Monday, May 3, 1999 Published at 18:19 GMT 19:19 UK
The whaling debate
As Norway's whaling season gets under way amid protests from international conservation organisations, representatives from both sides of the whaling debate put their case to BBC News Online.
Chris Stroud, Director of the Whale and Dolphin Conservation Society (WDCS)
Norwegian whalers have begun an unnecessary hunt for 753 minke whales although they have still to sell their whale meat stockpiles from previous years' hunts.
This unconsumable increase in Norway's self-allocated quota is designed to put political pressure on the International Whaling Commission (IWC). The aim is to make the IWC endorse this commercial whaling through the implementation of a proposal from Ireland that would undermine the IWC and grant quotas to two of the world's richest nations.
Norway and her whalers have consistently failed to abide by international whaling regulations. The current industrial whaling is a flagrant contravention of the existing 1982 moratorium decision.
During the last 10 years there have been numerous attempts by whalers to smuggle whale meat to their true market of Japan where prices can reach $300 for a kilo of whale meat and blubber.
In 1994 a Norwegian whaling boat caught and processed a whale in excess of its quota despite having a national inspector on board.
There is still controversy about how many whales there are in the oceans but we do know that they are facing increasing threats from man-made pollutants and global climate change.
We are only just becoming aware of these insidious threats and with such long living and slow breeding creatures they could have disastrous effects on the long-term stability of whale populations.
Furthermore, in some children of the Faro Islands, not far from Norway, we are now beginning to see neurological problems caused by the fact that their mothers consumed polluted whale meat.
Killing whales is inherently cruel, with some of these sentient creatures taking up to 55 minutes to die in the Norwegian hunts.
Many of these creatures are pregnant females, which have been reportedly hunted because they give more meat.
The Norwegian whalers are successful fishermen, with a steady income from their other fishing activities. Whale meat was not consumed much in Norway until the 1930s and 1940s when the industry was developed in light of the huge profits that were to be made.
As the 20th century draws to a close, is time to condemn this unnecessary and cruel industry to the annals of history.
Arthur Knutsen, Economic Counsellor of the Royal Norwegian Embassy in London
The international experts of the Scientific Committee of the International Whaling Commission (IWC) has several times stated that the minke whale is not endangered.
In 1996, they agreed a stock estimate of 112,000 in the north east Atlantic.
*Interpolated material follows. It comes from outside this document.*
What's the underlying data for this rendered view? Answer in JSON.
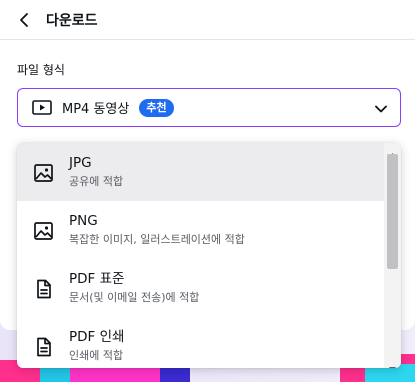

In addition, the sightings results indicated that there are about 11,000 in the Norwegian Jan Mayen area.
Under no circumstances is Norwegian whaling in breach of any international agreement. We have reserved our position on the whaling moratorium in accordance with the provision of the International Whaling Convention.
As such, we are neither bound by the ban nor in contravention of international agreements. Norway's minke quota for 1999 is 753 animals. This includes a transfer of 140 animals from previously unused quotas in accordance with the IWC's 1997 decision on transfer of quotas.
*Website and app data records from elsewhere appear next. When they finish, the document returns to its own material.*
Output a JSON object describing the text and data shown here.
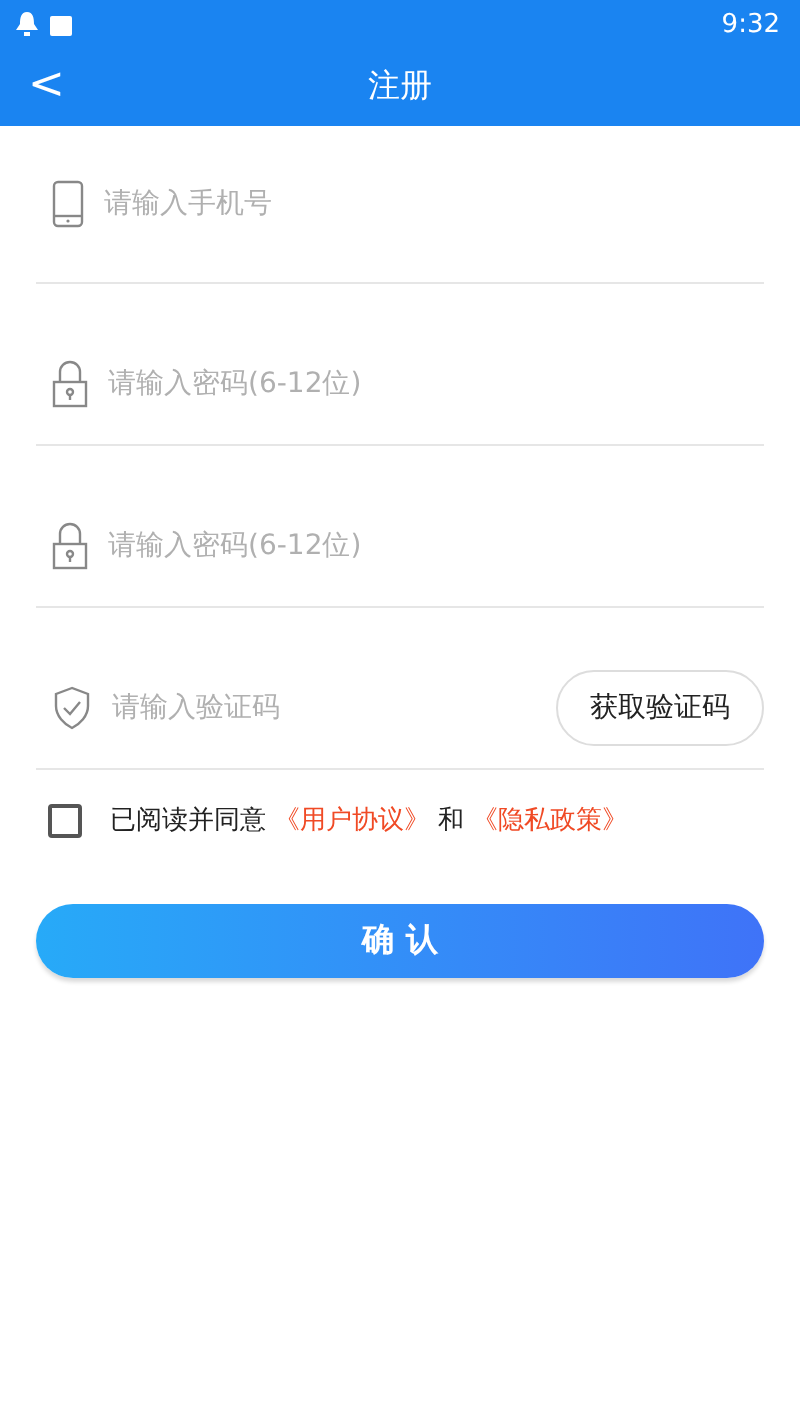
{
  "status_bar": {
    "time": "9:32"
  },
  "header": {
    "back": "<",
    "title": "注册"
  },
  "fields": [
    {
      "kind": "phone",
      "placeholder": "请输入手机号"
    },
    {
      "kind": "lock",
      "placeholder": "请输入密码(6-12位)"
    },
    {
      "kind": "lock",
      "placeholder": "请输入密码(6-12位)"
    },
    {
      "kind": "code",
      "placeholder": "请输入验证码",
      "button": "获取验证码"
    }
  ],
  "agreement": {
    "checked": false,
    "prefix": "已阅读并同意",
    "link_1": "《用户协议》",
    "joiner": "和",
    "link_2": "《隐私政策》"
  },
  "confirm_button": "确 认"
}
Whaling is carried out in close co-operation with scientists from all over the world and follows the conditions set out by the IWC Scientific Committee.
All the scientific information gathered is then made available to the committee. It is scientific investigations of this kind which provide the very basis for the IWC's analysis of the condition of the minke whale stock.
Norway has undertaken considerable research into improving catch methods for small-type minke whaling so as to minimise suffering. Our efforts in this regard have been commended by the IWC but we intend to do more.
There are now training programmes for fishing boat crews participating in the traditional coastal whaling hunt. Rigorous inspection and control procedures through specially trained onboard veterinary inspectors have also been implemented. An inspector now goes out with every hunt vessel.